EXERCISE INPUTS

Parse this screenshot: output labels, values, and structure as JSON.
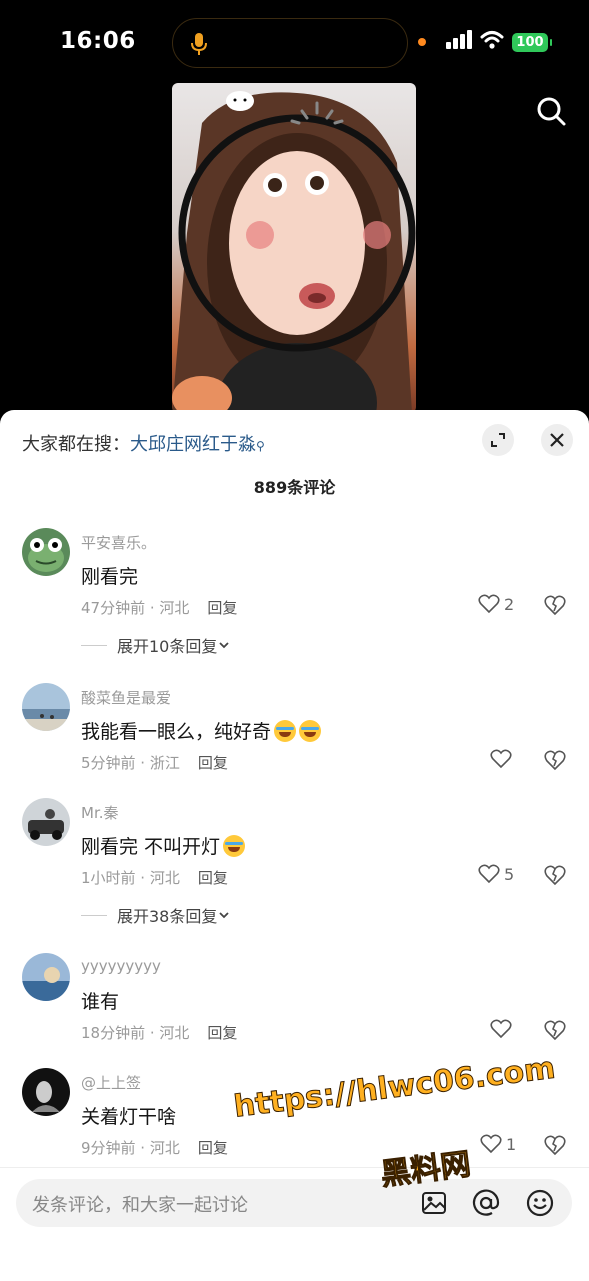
{
  "status_bar": {
    "time": "16:06",
    "battery": "100"
  },
  "sheet": {
    "search_prefix": "大家都在搜：",
    "search_keyword": "大邱庄网红于淼",
    "comment_count": "889条评论",
    "comments": [
      {
        "user": "平安喜乐。",
        "text": "刚看完",
        "time": "47分钟前 · 河北",
        "reply": "回复",
        "likes": "2",
        "more": "展开10条回复"
      },
      {
        "user": "酸菜鱼是最爱",
        "text": "我能看一眼么，纯好奇",
        "time": "5分钟前 · 浙江",
        "reply": "回复",
        "likes": ""
      },
      {
        "user": "Mr.秦",
        "text": "刚看完 不叫开灯",
        "time": "1小时前 · 河北",
        "reply": "回复",
        "likes": "5",
        "more": "展开38条回复"
      },
      {
        "user": "yyyyyyyyy",
        "text": "谁有",
        "time": "18分钟前 · 河北",
        "reply": "回复",
        "likes": ""
      },
      {
        "user": "@上上签",
        "text": "关着灯干啥",
        "time": "9分钟前 · 河北",
        "reply": "回复",
        "likes": "1"
      }
    ],
    "input_placeholder": "发条评论，和大家一起讨论"
  },
  "watermark": {
    "line1": "https://hlwc06.com",
    "line2": "黑料网"
  },
  "colors": {
    "accent_link": "#2a5a8a",
    "battery": "#30c85a",
    "watermark": "#ffb020"
  },
  "icons": [
    "mic-icon",
    "signal-icon",
    "wifi-icon",
    "search-icon",
    "expand-icon",
    "close-icon",
    "heart-icon",
    "broken-heart-icon",
    "chevron-down-icon",
    "image-icon",
    "at-icon",
    "emoji-icon"
  ]
}
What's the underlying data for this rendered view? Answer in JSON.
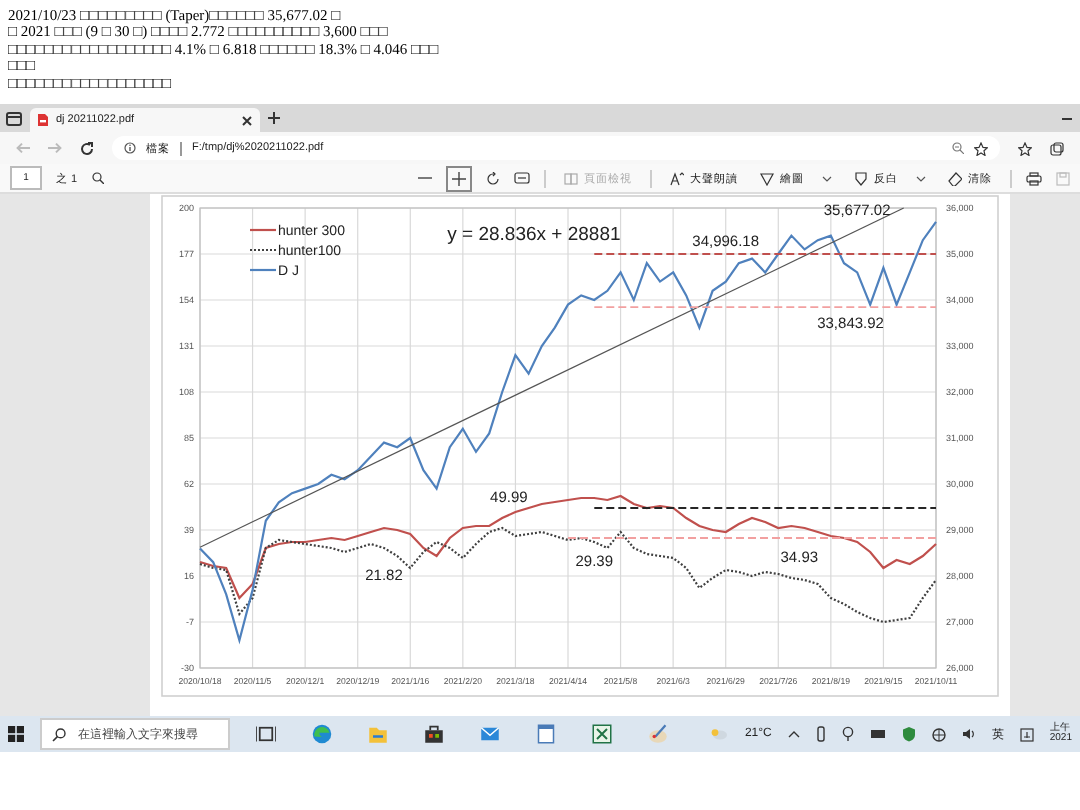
{
  "note_lines": [
    "2021/10/23 □□□□□□□□□ (Taper)□□□□□□ 35,677.02 □",
    "□ 2021 □□□ (9 □ 30 □) □□□□ 2.772 □□□□□□□□□□ 3,600 □□□",
    "□□□□□□□□□□□□□□□□□□ 4.1% □ 6.818 □□□□□□ 18.3% □ 4.046 □□□",
    "□□□",
    "□□□□□□□□□□□□□□□□□□"
  ],
  "browser": {
    "tabs": [
      {
        "title": "dj 20211022.pdf",
        "selected": true
      }
    ],
    "address": {
      "label": "檔案",
      "url": "F:/tmp/dj%2020211022.pdf"
    },
    "pdf_toolbar": {
      "page": "1",
      "page_count": "之 1",
      "items": [
        {
          "kind": "view",
          "label": "頁面檢視",
          "disabled": true,
          "menu": false
        },
        {
          "kind": "read",
          "label": "大聲朗讀",
          "disabled": false,
          "menu": false
        },
        {
          "kind": "draw",
          "label": "繪圖",
          "disabled": false,
          "menu": true
        },
        {
          "kind": "highlight",
          "label": "反白",
          "disabled": false,
          "menu": true
        },
        {
          "kind": "erase",
          "label": "清除",
          "disabled": false,
          "menu": false
        }
      ]
    },
    "chart": {
      "chart_data": {
        "type": "line",
        "categories": [
          "2020/10/18",
          null,
          null,
          null,
          "2020/11/5",
          null,
          null,
          null,
          "2020/12/1",
          null,
          null,
          null,
          "2020/12/19",
          null,
          null,
          null,
          "2021/1/16",
          null,
          null,
          null,
          "2021/2/20",
          null,
          null,
          null,
          "2021/3/18",
          null,
          null,
          null,
          "2021/4/14",
          null,
          null,
          null,
          "2021/5/8",
          null,
          null,
          null,
          "2021/6/3",
          null,
          null,
          null,
          "2021/6/29",
          null,
          null,
          null,
          "2021/7/26",
          null,
          null,
          null,
          "2021/8/19",
          null,
          null,
          null,
          "2021/9/15",
          null,
          null,
          null,
          "2021/10/11"
        ],
        "ylim": [
          -30,
          200
        ],
        "y2lim": [
          26000,
          36000
        ],
        "yticks": [
          -30,
          -7,
          16,
          39,
          62,
          85,
          108,
          131,
          154,
          177,
          200
        ],
        "y2ticks": [
          {
            "value": 26000,
            "label": "26,000"
          },
          {
            "value": 27000,
            "label": "27,000"
          },
          {
            "value": 28000,
            "label": "28,000"
          },
          {
            "value": 29000,
            "label": "29,000"
          },
          {
            "value": 30000,
            "label": "30,000"
          },
          {
            "value": 31000,
            "label": "31,000"
          },
          {
            "value": 32000,
            "label": "32,000"
          },
          {
            "value": 33000,
            "label": "33,000"
          },
          {
            "value": 34000,
            "label": "34,000"
          },
          {
            "value": 35000,
            "label": "35,000"
          },
          {
            "value": 36000,
            "label": "36,000"
          }
        ],
        "series": [
          {
            "name": "hunter 300",
            "color": "#c0504d",
            "line_style": "solid",
            "values": [
              23,
              21,
              20,
              5,
              12,
              30,
              32,
              33,
              33,
              34,
              35,
              34,
              36,
              38,
              40,
              39,
              37,
              30,
              26,
              35,
              40,
              41,
              41,
              45,
              48,
              50,
              52,
              53,
              54,
              55,
              55,
              54,
              56,
              52,
              50,
              51,
              50,
              45,
              41,
              39,
              38,
              42,
              45,
              43,
              40,
              41,
              40,
              38,
              36,
              35,
              33,
              28,
              20,
              24,
              22,
              26,
              32
            ]
          },
          {
            "name": "hunter100",
            "color": "#404040",
            "line_style": "dotted",
            "values": [
              22,
              20,
              19,
              -3,
              5,
              30,
              34,
              33,
              32,
              31,
              30,
              28,
              30,
              32,
              30,
              26,
              20,
              28,
              33,
              30,
              25,
              32,
              38,
              40,
              36,
              37,
              38,
              36,
              34,
              35,
              33,
              30,
              38,
              30,
              27,
              26,
              25,
              20,
              10,
              15,
              19,
              18,
              16,
              18,
              17,
              15,
              14,
              12,
              5,
              2,
              -2,
              -5,
              -7,
              -6,
              -5,
              5,
              14
            ]
          },
          {
            "name": "D J",
            "color": "#4f81bd",
            "axis": "y2",
            "line_style": "solid",
            "values": [
              28600,
              28300,
              27600,
              26600,
              27700,
              29200,
              29600,
              29800,
              29900,
              30000,
              30200,
              30100,
              30300,
              30600,
              30900,
              30800,
              31000,
              30300,
              29900,
              30800,
              31200,
              30700,
              31100,
              32000,
              32800,
              32400,
              33000,
              33400,
              33900,
              34100,
              34000,
              34200,
              34600,
              34000,
              34800,
              34400,
              34600,
              34100,
              33400,
              34200,
              34400,
              34800,
              34900,
              34600,
              35000,
              35400,
              35100,
              35300,
              35400,
              34800,
              34600,
              33900,
              34700,
              33900,
              34600,
              35300,
              35700
            ]
          }
        ],
        "ref_lines": [
          {
            "value": 35000,
            "axis": "y2",
            "color": "#c0504d"
          },
          {
            "value": 33844,
            "axis": "y2",
            "color": "#f2a0a0"
          },
          {
            "value": 49.99,
            "axis": "y",
            "color": "#262626"
          },
          {
            "value": 35,
            "axis": "y",
            "color": "#f2a0a0"
          }
        ],
        "grid": true,
        "legend": "upper left",
        "annotations": [
          "y = 28.836x + 28881",
          "34,996.18",
          "35,677.02",
          "33,843.92",
          "49.99",
          "21.82",
          "29.39",
          "34.93"
        ]
      }
    }
  },
  "taskbar": {
    "search": {
      "placeholder": "在這裡輸入文字來搜尋"
    },
    "weather": "21°C",
    "language": "英",
    "clock": [
      "上午",
      "2021"
    ]
  }
}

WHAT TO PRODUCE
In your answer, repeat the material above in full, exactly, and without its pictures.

RESULT OF THE EXERCISE
Parse this screenshot: output labels, values, and structure as JSON.
{
  "status_bar": {
    "time": "16:06",
    "battery": "100"
  },
  "sheet": {
    "search_prefix": "大家都在搜：",
    "search_keyword": "大邱庄网红于淼",
    "comment_count": "889条评论",
    "comments": [
      {
        "user": "平安喜乐。",
        "text": "刚看完",
        "time": "47分钟前 · 河北",
        "reply": "回复",
        "likes": "2",
        "more": "展开10条回复"
      },
      {
        "user": "酸菜鱼是最爱",
        "text": "我能看一眼么，纯好奇",
        "time": "5分钟前 · 浙江",
        "reply": "回复",
        "likes": ""
      },
      {
        "user": "Mr.秦",
        "text": "刚看完 不叫开灯",
        "time": "1小时前 · 河北",
        "reply": "回复",
        "likes": "5",
        "more": "展开38条回复"
      },
      {
        "user": "yyyyyyyyy",
        "text": "谁有",
        "time": "18分钟前 · 河北",
        "reply": "回复",
        "likes": ""
      },
      {
        "user": "@上上签",
        "text": "关着灯干啥",
        "time": "9分钟前 · 河北",
        "reply": "回复",
        "likes": "1"
      }
    ],
    "input_placeholder": "发条评论，和大家一起讨论"
  },
  "watermark": {
    "line1": "https://hlwc06.com",
    "line2": "黑料网"
  },
  "colors": {
    "accent_link": "#2a5a8a",
    "battery": "#30c85a",
    "watermark": "#ffb020"
  },
  "icons": [
    "mic-icon",
    "signal-icon",
    "wifi-icon",
    "search-icon",
    "expand-icon",
    "close-icon",
    "heart-icon",
    "broken-heart-icon",
    "chevron-down-icon",
    "image-icon",
    "at-icon",
    "emoji-icon"
  ]
}
What's the underlying data for this rendered view? Answer in JSON.
{
  "note_lines": [
    "2021/10/23 □□□□□□□□□ (Taper)□□□□□□ 35,677.02 □",
    "□ 2021 □□□ (9 □ 30 □) □□□□ 2.772 □□□□□□□□□□ 3,600 □□□",
    "□□□□□□□□□□□□□□□□□□ 4.1% □ 6.818 □□□□□□ 18.3% □ 4.046 □□□",
    "□□□",
    "□□□□□□□□□□□□□□□□□□"
  ],
  "browser": {
    "tabs": [
      {
        "title": "dj 20211022.pdf",
        "selected": true
      }
    ],
    "address": {
      "label": "檔案",
      "url": "F:/tmp/dj%2020211022.pdf"
    },
    "pdf_toolbar": {
      "page": "1",
      "page_count": "之 1",
      "items": [
        {
          "kind": "view",
          "label": "頁面檢視",
          "disabled": true,
          "menu": false
        },
        {
          "kind": "read",
          "label": "大聲朗讀",
          "disabled": false,
          "menu": false
        },
        {
          "kind": "draw",
          "label": "繪圖",
          "disabled": false,
          "menu": true
        },
        {
          "kind": "highlight",
          "label": "反白",
          "disabled": false,
          "menu": true
        },
        {
          "kind": "erase",
          "label": "清除",
          "disabled": false,
          "menu": false
        }
      ]
    },
    "chart": {
      "chart_data": {
        "type": "line",
        "categories": [
          "2020/10/18",
          null,
          null,
          null,
          "2020/11/5",
          null,
          null,
          null,
          "2020/12/1",
          null,
          null,
          null,
          "2020/12/19",
          null,
          null,
          null,
          "2021/1/16",
          null,
          null,
          null,
          "2021/2/20",
          null,
          null,
          null,
          "2021/3/18",
          null,
          null,
          null,
          "2021/4/14",
          null,
          null,
          null,
          "2021/5/8",
          null,
          null,
          null,
          "2021/6/3",
          null,
          null,
          null,
          "2021/6/29",
          null,
          null,
          null,
          "2021/7/26",
          null,
          null,
          null,
          "2021/8/19",
          null,
          null,
          null,
          "2021/9/15",
          null,
          null,
          null,
          "2021/10/11"
        ],
        "ylim": [
          -30,
          200
        ],
        "y2lim": [
          26000,
          36000
        ],
        "yticks": [
          -30,
          -7,
          16,
          39,
          62,
          85,
          108,
          131,
          154,
          177,
          200
        ],
        "y2ticks": [
          {
            "value": 26000,
            "label": "26,000"
          },
          {
            "value": 27000,
            "label": "27,000"
          },
          {
            "value": 28000,
            "label": "28,000"
          },
          {
            "value": 29000,
            "label": "29,000"
          },
          {
            "value": 30000,
            "label": "30,000"
          },
          {
            "value": 31000,
            "label": "31,000"
          },
          {
            "value": 32000,
            "label": "32,000"
          },
          {
            "value": 33000,
            "label": "33,000"
          },
          {
            "value": 34000,
            "label": "34,000"
          },
          {
            "value": 35000,
            "label": "35,000"
          },
          {
            "value": 36000,
            "label": "36,000"
          }
        ],
        "series": [
          {
            "name": "hunter 300",
            "color": "#c0504d",
            "line_style": "solid",
            "values": [
              23,
              21,
              20,
              5,
              12,
              30,
              32,
              33,
              33,
              34,
              35,
              34,
              36,
              38,
              40,
              39,
              37,
              30,
              26,
              35,
              40,
              41,
              41,
              45,
              48,
              50,
              52,
              53,
              54,
              55,
              55,
              54,
              56,
              52,
              50,
              51,
              50,
              45,
              41,
              39,
              38,
              42,
              45,
              43,
              40,
              41,
              40,
              38,
              36,
              35,
              33,
              28,
              20,
              24,
              22,
              26,
              32
            ]
          },
          {
            "name": "hunter100",
            "color": "#404040",
            "line_style": "dotted",
            "values": [
              22,
              20,
              19,
              -3,
              5,
              30,
              34,
              33,
              32,
              31,
              30,
              28,
              30,
              32,
              30,
              26,
              20,
              28,
              33,
              30,
              25,
              32,
              38,
              40,
              36,
              37,
              38,
              36,
              34,
              35,
              33,
              30,
              38,
              30,
              27,
              26,
              25,
              20,
              10,
              15,
              19,
              18,
              16,
              18,
              17,
              15,
              14,
              12,
              5,
              2,
              -2,
              -5,
              -7,
              -6,
              -5,
              5,
              14
            ]
          },
          {
            "name": "D J",
            "color": "#4f81bd",
            "axis": "y2",
            "line_style": "solid",
            "values": [
              28600,
              28300,
              27600,
              26600,
              27700,
              29200,
              29600,
              29800,
              29900,
              30000,
              30200,
              30100,
              30300,
              30600,
              30900,
              30800,
              31000,
              30300,
              29900,
              30800,
              31200,
              30700,
              31100,
              32000,
              32800,
              32400,
              33000,
              33400,
              33900,
              34100,
              34000,
              34200,
              34600,
              34000,
              34800,
              34400,
              34600,
              34100,
              33400,
              34200,
              34400,
              34800,
              34900,
              34600,
              35000,
              35400,
              35100,
              35300,
              35400,
              34800,
              34600,
              33900,
              34700,
              33900,
              34600,
              35300,
              35700
            ]
          }
        ],
        "ref_lines": [
          {
            "value": 35000,
            "axis": "y2",
            "color": "#c0504d"
          },
          {
            "value": 33844,
            "axis": "y2",
            "color": "#f2a0a0"
          },
          {
            "value": 49.99,
            "axis": "y",
            "color": "#262626"
          },
          {
            "value": 35,
            "axis": "y",
            "color": "#f2a0a0"
          }
        ],
        "grid": true,
        "legend": "upper left",
        "annotations": [
          "y = 28.836x + 28881",
          "34,996.18",
          "35,677.02",
          "33,843.92",
          "49.99",
          "21.82",
          "29.39",
          "34.93"
        ]
      }
    }
  },
  "taskbar": {
    "search": {
      "placeholder": "在這裡輸入文字來搜尋"
    },
    "weather": "21°C",
    "language": "英",
    "clock": [
      "上午",
      "2021"
    ]
  }
}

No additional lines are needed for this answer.